US7662200Oct 18, 2006Feb 16, 2010Electrolux Home Care Products, Inc.Vacuum bag mounting and viewing features
US7861368Sep 18, 2003Jan 4, 2011Dyson Technology LimitedVacuum cleaning head
US8434194 *May 14, 2010May 7, 2013Lg Electronics Inc.Nozzle for a vacuum cleaner
US8966709Aug 12, 2013Mar 3, 2015Dyson Technology LimitedCleaner head for a vacuum cleaner
US20100287725 *May 14, 2010Nov 18, 2010Kyeong Seon JeongNozzle for a vacuum cleaner
US20120260455 *Dec 15, 2010Oct 18, 2012Hanool Robotics CorporationReflux-type exhaust robot cleaning device
US20130067682 *Sep 6, 2010Mar 21, 2013Atsushi MorishitaRotary cleaning body unit, suction port body and electric vacuum cleaner
CN1325009C *Feb 2, 2005Jul 11, 2007三星光州电子株式会社Suction brush assembly and a vacuum cleaner having the same
CN101862163A *Apr 14, 2010Oct 20, 2010戴森技术有限公司A cleaner head
CN101862163BApr 14, 2010Dec 12, 2012戴森技术有限公司A cleaner head
EP0898926A1 *Aug 27, 1998Mar 3, 1999SANYO ELECTRIC Co., Ltd.Dust suction head for electric vacuum cleaner
WO2004028329A1 *Sep 10, 2003Apr 8, 2004Dyson LtdA vacuum cleaning head
Classifications
U.S. Classification15/387, 15/392
International ClassificationA47L9/04
Cooperative ClassificationA47L9/0416

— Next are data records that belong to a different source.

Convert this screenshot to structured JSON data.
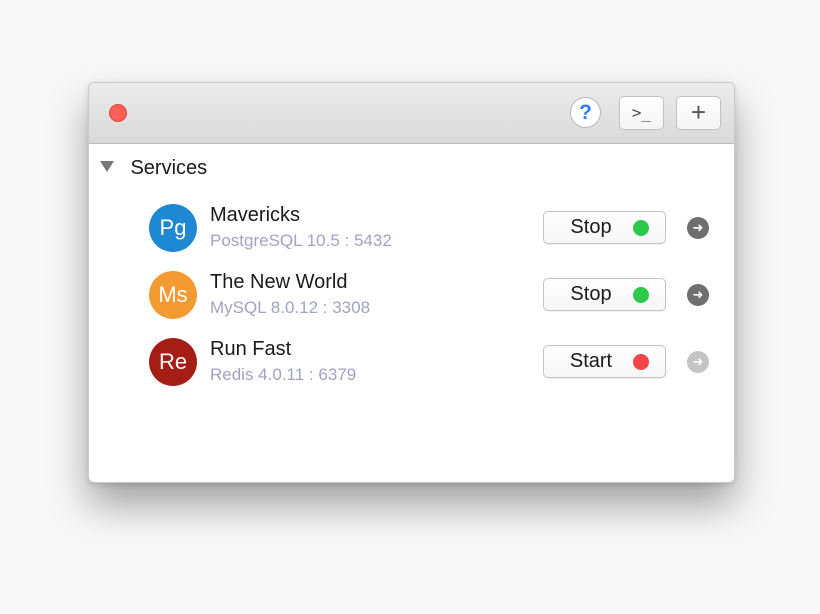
{
  "toolbar": {
    "help_label": "?",
    "terminal_label": ">_",
    "add_label": "+"
  },
  "section": {
    "title": "Services"
  },
  "services": [
    {
      "avatar": "Pg",
      "avatar_color": "#1e88d2",
      "name": "Mavericks",
      "detail": "PostgreSQL 10.5 : 5432",
      "action": "Stop",
      "status_color": "#2ec94a",
      "arrow_color": "#6f6f6f"
    },
    {
      "avatar": "Ms",
      "avatar_color": "#f39a32",
      "name": "The New World",
      "detail": "MySQL 8.0.12 : 3308",
      "action": "Stop",
      "status_color": "#2ec94a",
      "arrow_color": "#6f6f6f"
    },
    {
      "avatar": "Re",
      "avatar_color": "#a51e15",
      "name": "Run Fast",
      "detail": "Redis 4.0.11 : 6379",
      "action": "Start",
      "status_color": "#f04646",
      "arrow_color": "#c4c4c4"
    }
  ],
  "icons": {
    "close": "close-dot-icon",
    "help": "question-mark-icon",
    "terminal": "terminal-icon",
    "add": "plus-icon",
    "disclosure": "disclosure-triangle-icon",
    "go": "arrow-right-circle-icon"
  }
}
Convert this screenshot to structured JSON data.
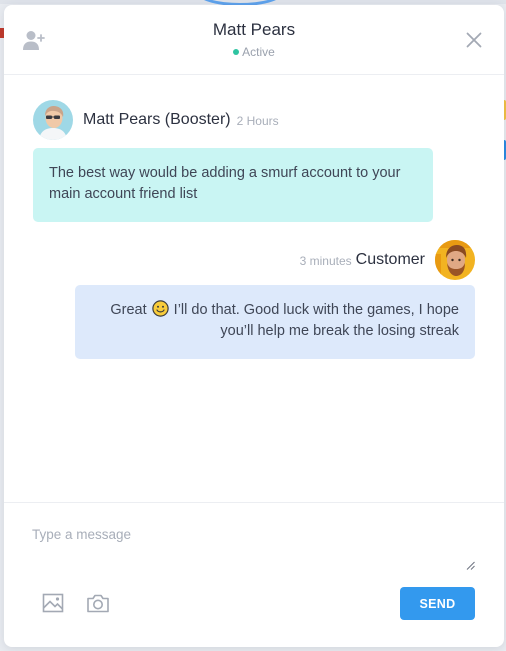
{
  "header": {
    "contact_name": "Matt Pears",
    "status": "Active",
    "status_color": "#2ec4a1"
  },
  "messages": [
    {
      "sender": "Matt Pears (Booster)",
      "time": "2 Hours",
      "text": "The best way would be adding a smurf account to your main account friend list",
      "direction": "incoming",
      "bubble_color": "#c9f5f3"
    },
    {
      "sender": "Customer",
      "time": "3 minutes",
      "text_before_emoji": "Great",
      "emoji": "smiley-icon",
      "text_after_emoji": "I’ll do that. Good luck with the games, I hope you’ll help me break the losing streak",
      "direction": "outgoing",
      "bubble_color": "#dde9fb"
    }
  ],
  "composer": {
    "placeholder": "Type a message",
    "value": "",
    "send_label": "SEND",
    "send_color": "#3399ee"
  },
  "icons": {
    "add_user": "add-user-icon",
    "close": "close-icon",
    "image": "image-icon",
    "camera": "camera-icon"
  }
}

European ClassificationA47L9/04B4
Legal Events
DateCodeEventDescription
Oct 26, 2010FPExpired due to failure to pay maintenance fee
Effective date: 20100908
Sep 8, 2010LAPSLapse for failure to pay maintenance fees
Apr 12, 2010REMIMaintenance fee reminder mailed
Feb 13, 2006FPAYFee payment
Year of fee payment: 8
Jan 14, 2003ASAssignment
Owner name: DAEWOO ELECTRONICS CORPORATION, KOREA, REPUBLIC OF
Free format text: ASSIGNMENT OF ASSIGNORS INTEREST;ASSIGNOR:DAEWOO ELECTRONICS CO., LTD.;REEL/FRAME:013645/0159
Effective date: 20021231
Owner name: DAEWOO ELECTRONICS CORPORATION 686 AHYEON-DONG, MA
Owner name: DAEWOO ELECTRONICS CORPORATION 686 AHYEON-DONG, MA
Free format text: ASSIGNMENT OF ASSIGNORS INTEREST;ASSIGNOR:DAEWOO ELECTRONICS CO., LTD.;REEL/FRAME:013645/0159
Effective date: 20021231
Sep 27, 2001FPAYFee payment
Year of fee payment: 4
Sep 11, 1997ASAssignment
Owner name: DAEWOO ELECTRONICS CO., LTD., KOREA, REPUBLIC OF
Free format text: ASSIGNMENT OF ASSIGNORS INTEREST;ASSIGNOR:JUNG, YOUNG-JUNE;REEL/FRAME:008797/0543
Effective date: 19970820